Shepard plays with two ancient opposing rituals in Buried Child: harvest and burial. In the play, these rituals reflect changes in power dynamics between the characters, and foreshadow the instances of death and the possibilities for rebirth. Buried Child takes place over the course of a rainy day and into the next sunny morning. As the play progresses and new information about the family comes to light, the torrential rain can be seen as an almost Biblical washing away of the family’s sinful past.
During the first and second acts, Tilden brings into the house freshly picked corn and carrots that he says are growing out back, even though Dodge insists that nothing has grown there in years. This is representative of “harvest,” which is traditionally seen as a time of renewal (plants dying in order to provide new life through seeds and food). Tilden’s harvest and the rain that seems to cause it can be seen as the undercurrent of change for the family’s bizarre renewal that becomes the play’s climactic event.
The ritual of burial is another crucial part of the play—it’s even in the title. As power shifts between the men in the house, each of them is somehow symbolically “buried” to signify the death of their control. In the first act, after Tilden husks the corn he has found, he spreads the husks over Dodge’s sleeping body. This symbolic burial demonstrates that although still alive, Dodge has no control or power in the family anymore. Later on, Bradley buries Dodge in Shelly’s coat. By doing this, he exerts his dominance over Shelly by taking her protective outer layer, and over Dodge by burying him in the coat. Then, when Bradley’s prosthetic leg is taken from him and he loses all of his power, he buries himself in this same coat.
When Dodge does finally die, this burial ritual is repeated again when Vince, who now assumes the leadership role in the family, covers him in his blanket. With Dodge’s death, more harvest occurs. Halie finally notices that the fields behind the house are full of vegetables, while at the same time Tilden unearths the corpse of the buried child and brings it upstairs to Halie. As the family’s secret is quite literally brought out into the open, the crops grow for the first time in decades, allowing for the possibility of a hopeful future.
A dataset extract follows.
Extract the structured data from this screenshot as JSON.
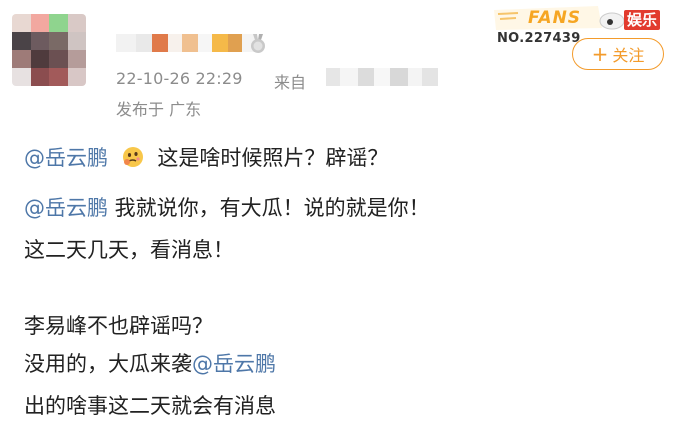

Rituals Quotes in Buried Child
Things keep happening while you’re upstairs, ya know. The world doesn’t stop just because you’re upstairs. Corn keeps growing. Rain keeps raining.
Halie: I don’t know what’s come over you, Dodge. I don’t know what in the world’s come over you. You’ve become an evil man. You used to be a good man.
Dodge: Six of one, half a dozen of another.
Halie: You sit here day and night, festering away! Decomposing! Smelling up the house with your putrid body! Hacking your head off till all hours of the morning! Thinking up mean, evil, stupid things to say about your own flesh and blood!
Dodge: He’s not my flesh and blood! My flesh and blood’s buried in the back yard!
We had a baby. He did. Dodge did. Could pick it up with one hand. Put it in the other. Little baby. Dodge killed it… Dodge drowned it… Never told Halie. Never told anybody. Just drowned it… Nobody could find it. Just disappeared. Cops looked for it. Neighbors. Nobody could find it… Finally everybody just gave up. Just stopped looking. Everybody had a different answer. Kidnap. Murder. Accident. Some kind of accident.
Dodge: You forgot? Whose did you think this house was?
Shelly: Mine. I know it’s not mine but I had this feeling.
Dodge: What feeling?
Shelly: The feeling that nobody lives here but me. I mean everybody’s gone. You’re here, but it doesn’t seem like you’re supposed to be. Doesn’t seem like he’s supposed to be either. I don’t know what it is. It’s the house or something. Something familiar. Like I know my way around here. Did you ever get that feeling?